4. Mental Health
Gen-Z faced confinement and the corona crisis while they were still at school or university. This had a huge impact on their mental health, and they are very aware of its consequences on their social and professional life.
Other generations were hiding such problems because it was considered a private matter. On the opposite, generation Z will be very transparent about it, and companies also need to accept, face it and help them deal with it.
3. New workforce revolution, what can companies do to attract and retain Gen-Z?
Recruiters and decision taker need to understand Gen-Z and that they are working differently than the other generations. They are willing to work and are good workers, they just do it differently and don’t want their life to be only about it.
They also want a meaningful job, which can be complicated to find as the previous generation was filled with many “bullshit” jobs.
Today’s workforce, as explained earlier, doesn’t just care about their quality of life. They care about corporate social responsibility, and they want proof and action. Gen-Z is changing the game and they are forcing companies to do and show more good measures. Not only for their employees but for the world too.
Companies need to create an environment where people want to work not because they must. But because they enjoy their work, the company’s culture, and values and because they get a sense of accomplishment. They also want to see their boss and managers as leaders and not as dictators.
Once all these points implemented, companies won’t have to worry about employee retention anymore.
Some companies such as the hotel group Marriott International already started implementing new strategies to please, attract and retain employees:
“This idea of flexibility and choice is something that we’re really trying to do across all of our jobs (…). New associates are requesting career development and then flexibility. That flexibility piece used to be much further down on the list, but it’s in the top three now. So, we’re challenging ourselves to look at how work gets done differently.” (…)
Marriott is also trying to engender a lot more flexibility on shifts at the property level. “Yes, it’s a little bit more challenging to schedule more part-time. But we’re seeing this open pool of talent coming to us that we couldn’t touch before.”
You can read the full article here.
Social Media also has changed the world and has become the first communication channel worldwide. With it appeared new jobs like influencers, blogging, social media advertising and marketing. People are not afraid to leave their actual job to start their own businesses using social media. How many new singers got famous thanks to YouTube? How many people around you have a podcast or wish to start one? Today everyone has a place to communicate and share their ideas and monetize them.
Market leaders from the previous revolutions need to focus on the “want” part of the new generation which is not afraid to express their opinions and fight for their rights.
Greenwashing and false promises are not possible anymore if companies want to attract, hire, and retain the next workforce or even consumers. Like with each new revolution, companies need to adapt to what is coming next.
Flexibility, proactiveness and agility are some of the key ingredients to engaging Gen-Z and retaining them.
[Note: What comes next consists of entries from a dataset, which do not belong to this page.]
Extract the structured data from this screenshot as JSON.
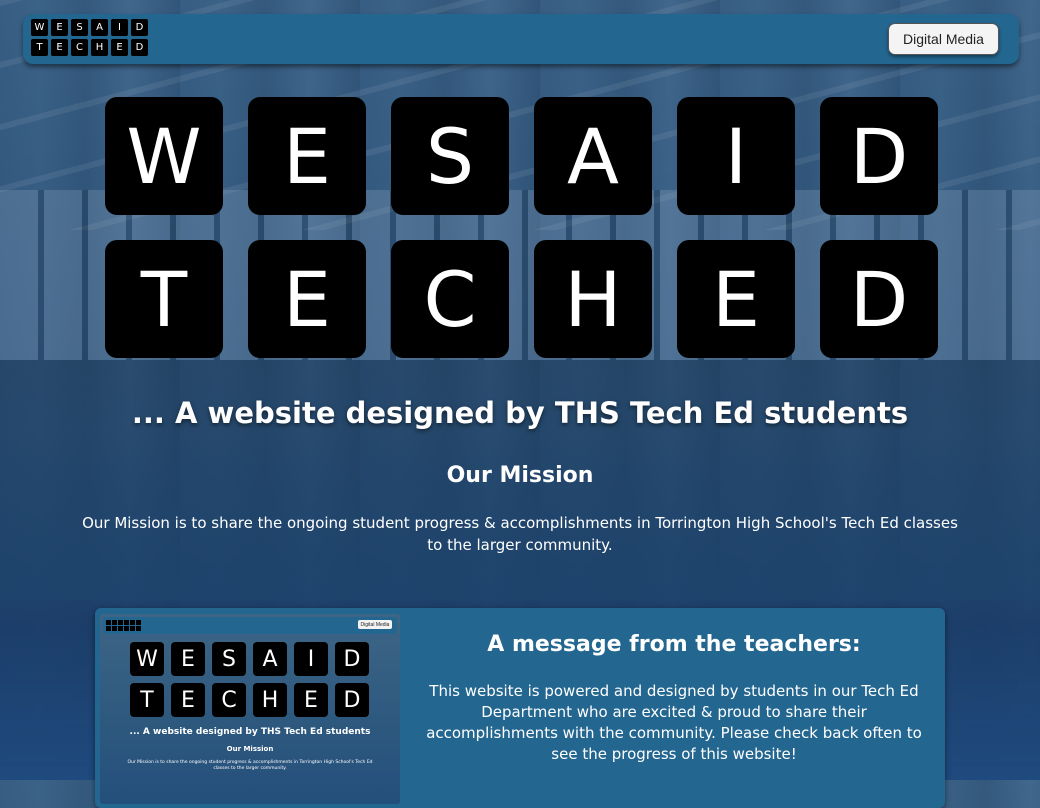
{
  "navbar": {
    "logo_rows": [
      [
        "W",
        "E",
        "S",
        "A",
        "I",
        "D"
      ],
      [
        "T",
        "E",
        "C",
        "H",
        "E",
        "D"
      ]
    ],
    "digital_media_button": "Digital Media"
  },
  "hero": {
    "logo_rows": [
      [
        "W",
        "E",
        "S",
        "A",
        "I",
        "D"
      ],
      [
        "T",
        "E",
        "C",
        "H",
        "E",
        "D"
      ]
    ],
    "tagline": "... A website designed by THS Tech Ed students"
  },
  "mission": {
    "title": "Our Mission",
    "text": "Our Mission is to share the ongoing student progress & accomplishments in Torrington High School's Tech Ed classes to the larger community."
  },
  "teacher_card": {
    "preview": {
      "button": "Digital Media",
      "logo_rows": [
        [
          "W",
          "E",
          "S",
          "A",
          "I",
          "D"
        ],
        [
          "T",
          "E",
          "C",
          "H",
          "E",
          "D"
        ]
      ],
      "tagline": "... A website designed by THS Tech Ed students",
      "mission_title": "Our Mission",
      "mission_text": "Our Mission is to share the ongoing student progress & accomplishments in Torrington High School's Tech Ed classes to the larger community."
    },
    "title": "A message from the teachers:",
    "text": "This website is powered and designed by students in our Tech Ed Department who are excited & proud to share their accomplishments with the community. Please check back often to see the progress of this website!"
  },
  "colors": {
    "navbar": "#236690",
    "tile": "#000000",
    "button_bg": "#f4f4f4"
  }
}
Another important aspect that most companies overlook is the culture and skills gap between the different generations. Companies need to structure, elaborate and intuitive strategies to bridge those different generations within the workspace and create synergies!
In the end, the game goes on both sides. Ideally, both employer and employee would share the same interests and values. Or they may peacefully part ways in this game of trial and error. Just like in a good partnership of equals, the needs of both sides should be taken into account.
A good (working) relationship is based on give and take. Indeed, companies also have legitimate wishes and requirements regarding their workforce, which can conflict with the call for “total flexibility” for employees.